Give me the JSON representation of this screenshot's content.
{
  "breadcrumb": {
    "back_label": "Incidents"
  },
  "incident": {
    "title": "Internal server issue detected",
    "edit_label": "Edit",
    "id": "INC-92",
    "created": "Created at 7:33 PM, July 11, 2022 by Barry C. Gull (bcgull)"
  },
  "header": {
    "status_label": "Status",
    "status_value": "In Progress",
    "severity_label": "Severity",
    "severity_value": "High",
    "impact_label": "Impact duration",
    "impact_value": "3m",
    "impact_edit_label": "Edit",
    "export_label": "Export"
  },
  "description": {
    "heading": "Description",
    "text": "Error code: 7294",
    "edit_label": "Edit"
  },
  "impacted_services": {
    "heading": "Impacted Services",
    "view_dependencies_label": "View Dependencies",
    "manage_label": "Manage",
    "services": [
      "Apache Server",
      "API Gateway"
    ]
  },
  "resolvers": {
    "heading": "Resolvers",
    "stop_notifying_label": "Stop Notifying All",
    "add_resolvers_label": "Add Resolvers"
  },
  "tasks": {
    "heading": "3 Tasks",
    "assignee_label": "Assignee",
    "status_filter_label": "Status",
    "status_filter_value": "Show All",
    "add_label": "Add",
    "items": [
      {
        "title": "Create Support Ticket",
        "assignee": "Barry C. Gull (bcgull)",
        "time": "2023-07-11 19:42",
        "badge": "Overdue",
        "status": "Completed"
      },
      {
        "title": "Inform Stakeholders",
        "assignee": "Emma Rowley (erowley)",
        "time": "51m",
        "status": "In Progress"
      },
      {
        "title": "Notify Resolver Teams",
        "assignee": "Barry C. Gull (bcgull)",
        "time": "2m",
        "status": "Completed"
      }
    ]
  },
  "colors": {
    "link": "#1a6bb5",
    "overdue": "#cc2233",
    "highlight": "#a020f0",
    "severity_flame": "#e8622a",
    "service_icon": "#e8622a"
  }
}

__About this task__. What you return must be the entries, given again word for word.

__Output for this exercise__.
Give me the JSON representation of this screenshot's content.
{
  "breadcrumb": {
    "back_label": "Incidents"
  },
  "incident": {
    "title": "Internal server issue detected",
    "edit_label": "Edit",
    "id": "INC-92",
    "created": "Created at 7:33 PM, July 11, 2022 by Barry C. Gull (bcgull)"
  },
  "header": {
    "status_label": "Status",
    "status_value": "In Progress",
    "severity_label": "Severity",
    "severity_value": "High",
    "impact_label": "Impact duration",
    "impact_value": "3m",
    "impact_edit_label": "Edit",
    "export_label": "Export"
  },
  "description": {
    "heading": "Description",
    "text": "Error code: 7294",
    "edit_label": "Edit"
  },
  "impacted_services": {
    "heading": "Impacted Services",
    "view_dependencies_label": "View Dependencies",
    "manage_label": "Manage",
    "services": [
      "Apache Server",
      "API Gateway"
    ]
  },
  "resolvers": {
    "heading": "Resolvers",
    "stop_notifying_label": "Stop Notifying All",
    "add_resolvers_label": "Add Resolvers"
  },
  "tasks": {
    "heading": "3 Tasks",
    "assignee_label": "Assignee",
    "status_filter_label": "Status",
    "status_filter_value": "Show All",
    "add_label": "Add",
    "items": [
      {
        "title": "Create Support Ticket",
        "assignee": "Barry C. Gull (bcgull)",
        "time": "2023-07-11 19:42",
        "badge": "Overdue",
        "status": "Completed"
      },
      {
        "title": "Inform Stakeholders",
        "assignee": "Emma Rowley (erowley)",
        "time": "51m",
        "status": "In Progress"
      },
      {
        "title": "Notify Resolver Teams",
        "assignee": "Barry C. Gull (bcgull)",
        "time": "2m",
        "status": "Completed"
      }
    ]
  },
  "colors": {
    "link": "#1a6bb5",
    "overdue": "#cc2233",
    "highlight": "#a020f0",
    "severity_flame": "#e8622a",
    "service_icon": "#e8622a"
  }
}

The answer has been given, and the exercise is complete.